163

References 1 2 3 4 5 6 7 8 9 10 11 12 13 14 15

D. A. Hucul and A. Brenner, J. Phys. Chem., 85 (1981) 496. T. J. Thomas, D. A. Hucul and A. Brenner, ACS Symp. Ser., 192 (1982) 267. U.S. Pat. 3 463 827 (1969) to R. L. Banks; Chem. Abstr., 75 (1971) 1513398. D. A. Hucul and A. Brenner, J. Chem. Sot., Chem. Commun., (1982) 830. A. Kazusaka and R. F. Howe, J. Catal., 63 (1980) 447. B. Wichterlova, Z. Tvaruzkova and J. Navakova, J. Chem.
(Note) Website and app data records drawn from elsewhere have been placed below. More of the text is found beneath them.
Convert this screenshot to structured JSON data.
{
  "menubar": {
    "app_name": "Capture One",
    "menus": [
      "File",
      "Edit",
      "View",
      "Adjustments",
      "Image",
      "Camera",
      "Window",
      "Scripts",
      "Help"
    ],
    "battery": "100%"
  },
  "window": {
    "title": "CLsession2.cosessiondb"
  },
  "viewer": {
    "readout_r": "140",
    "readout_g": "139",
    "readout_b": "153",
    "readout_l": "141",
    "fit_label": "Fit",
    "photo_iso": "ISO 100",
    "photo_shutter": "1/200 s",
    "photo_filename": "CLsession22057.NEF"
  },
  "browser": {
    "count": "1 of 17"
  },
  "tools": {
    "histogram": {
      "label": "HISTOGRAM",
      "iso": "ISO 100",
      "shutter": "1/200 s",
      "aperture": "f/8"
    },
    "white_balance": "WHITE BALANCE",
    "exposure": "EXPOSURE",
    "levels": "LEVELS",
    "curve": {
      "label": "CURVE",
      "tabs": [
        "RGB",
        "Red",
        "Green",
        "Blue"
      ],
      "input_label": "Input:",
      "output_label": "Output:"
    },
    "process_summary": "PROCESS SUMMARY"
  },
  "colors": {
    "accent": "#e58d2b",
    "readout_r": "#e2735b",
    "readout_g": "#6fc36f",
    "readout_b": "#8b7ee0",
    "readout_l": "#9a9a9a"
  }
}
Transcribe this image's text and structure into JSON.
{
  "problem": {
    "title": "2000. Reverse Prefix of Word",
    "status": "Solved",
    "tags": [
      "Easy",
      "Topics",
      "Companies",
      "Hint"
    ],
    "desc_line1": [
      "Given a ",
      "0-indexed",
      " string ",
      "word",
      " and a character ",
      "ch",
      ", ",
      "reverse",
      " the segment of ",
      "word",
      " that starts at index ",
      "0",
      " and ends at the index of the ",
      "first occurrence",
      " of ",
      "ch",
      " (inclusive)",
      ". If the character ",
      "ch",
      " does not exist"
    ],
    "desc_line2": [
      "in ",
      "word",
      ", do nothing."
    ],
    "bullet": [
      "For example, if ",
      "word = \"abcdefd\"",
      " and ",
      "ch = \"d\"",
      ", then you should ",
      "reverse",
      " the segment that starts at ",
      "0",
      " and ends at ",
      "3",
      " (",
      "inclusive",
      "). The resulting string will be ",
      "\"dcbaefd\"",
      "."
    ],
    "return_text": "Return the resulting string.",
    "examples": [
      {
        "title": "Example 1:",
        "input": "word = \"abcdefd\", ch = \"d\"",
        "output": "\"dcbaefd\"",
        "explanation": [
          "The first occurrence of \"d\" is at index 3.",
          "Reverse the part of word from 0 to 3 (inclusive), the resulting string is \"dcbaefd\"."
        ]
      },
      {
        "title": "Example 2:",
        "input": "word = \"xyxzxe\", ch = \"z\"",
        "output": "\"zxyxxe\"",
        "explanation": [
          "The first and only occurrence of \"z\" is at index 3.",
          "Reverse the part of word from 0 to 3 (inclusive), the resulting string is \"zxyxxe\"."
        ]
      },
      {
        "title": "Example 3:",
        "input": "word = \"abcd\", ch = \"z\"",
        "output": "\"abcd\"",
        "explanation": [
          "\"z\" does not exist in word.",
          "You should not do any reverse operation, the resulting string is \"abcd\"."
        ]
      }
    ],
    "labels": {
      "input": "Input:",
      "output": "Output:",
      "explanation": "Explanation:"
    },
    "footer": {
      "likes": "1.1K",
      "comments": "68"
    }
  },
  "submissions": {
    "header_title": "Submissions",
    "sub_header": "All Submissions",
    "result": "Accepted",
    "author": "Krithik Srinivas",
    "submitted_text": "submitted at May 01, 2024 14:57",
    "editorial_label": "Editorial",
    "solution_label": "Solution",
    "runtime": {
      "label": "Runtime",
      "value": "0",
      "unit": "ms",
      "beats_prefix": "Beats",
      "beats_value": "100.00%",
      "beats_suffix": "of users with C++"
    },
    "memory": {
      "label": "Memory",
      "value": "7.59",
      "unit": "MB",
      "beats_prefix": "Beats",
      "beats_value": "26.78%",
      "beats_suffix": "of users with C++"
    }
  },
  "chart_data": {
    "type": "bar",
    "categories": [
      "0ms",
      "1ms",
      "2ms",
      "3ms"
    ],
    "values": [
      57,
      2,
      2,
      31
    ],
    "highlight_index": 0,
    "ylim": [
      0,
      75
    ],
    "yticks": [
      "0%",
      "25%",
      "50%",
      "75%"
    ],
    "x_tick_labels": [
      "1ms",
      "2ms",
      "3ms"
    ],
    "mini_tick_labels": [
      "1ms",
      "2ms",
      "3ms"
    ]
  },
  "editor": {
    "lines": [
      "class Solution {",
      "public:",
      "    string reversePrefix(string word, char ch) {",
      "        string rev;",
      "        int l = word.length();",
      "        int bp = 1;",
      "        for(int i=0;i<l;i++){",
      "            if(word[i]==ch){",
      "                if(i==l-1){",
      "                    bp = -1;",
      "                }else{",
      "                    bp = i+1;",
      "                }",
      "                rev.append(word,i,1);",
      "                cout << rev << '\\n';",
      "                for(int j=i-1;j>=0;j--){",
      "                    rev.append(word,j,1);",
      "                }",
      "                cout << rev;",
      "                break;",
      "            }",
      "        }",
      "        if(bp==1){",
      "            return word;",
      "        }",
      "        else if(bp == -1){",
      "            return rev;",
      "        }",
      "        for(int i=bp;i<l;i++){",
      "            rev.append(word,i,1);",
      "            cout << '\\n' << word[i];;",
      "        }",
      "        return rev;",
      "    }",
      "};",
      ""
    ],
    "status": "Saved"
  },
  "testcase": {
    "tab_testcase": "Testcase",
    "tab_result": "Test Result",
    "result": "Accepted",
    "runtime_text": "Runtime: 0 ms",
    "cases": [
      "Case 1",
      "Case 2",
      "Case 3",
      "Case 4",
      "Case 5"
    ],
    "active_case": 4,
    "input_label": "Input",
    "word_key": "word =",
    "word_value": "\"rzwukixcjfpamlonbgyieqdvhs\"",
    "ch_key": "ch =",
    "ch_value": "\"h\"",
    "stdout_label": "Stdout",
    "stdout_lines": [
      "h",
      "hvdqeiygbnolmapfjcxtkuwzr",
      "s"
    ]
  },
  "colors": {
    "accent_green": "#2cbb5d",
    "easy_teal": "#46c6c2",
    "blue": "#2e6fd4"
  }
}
Sot., Faraday Trans. 1, 79 (1983) 1573. A. Brenner, D. A. Hucul and S. J. Hardwick, Znorg. Chem., 18 (1979) 1478. J. K. Wang, T. Komasteu, S. Namba, T. Yashima and T. Uematsu, J. Moi. Catal., 37 (1986) 327. M. Kung and H. Kung, Catal. Rev. Sci. Eng., 27 (1985) 425. S. Abdo and R. F. Howe, J. Phys. Chem., 87 (1983) 1713. S. Abdo, J. Gosbee and R. F. Howe, J. Chim. Phys., 78 (1981) 885. A. Zecchina, E. Grarrone, G. Ghiotti, C. Morterra and E. Borello, J. Phys. Chem., 79 (1975) 978. J. R. Pearce, D. E. Sherwood, M. B. Hall and J. H. Lunsford, J. Phys. Chem., 84 (1980) 3215. T. P. P. Hall, W. Hayes, R. W. H. Stevenson and T. Wilkens, J. Chem. Phys., 38 (1963) 1977. R. G. Bowman and R. L. Burwell, J. CataL, 63 (1980) 463.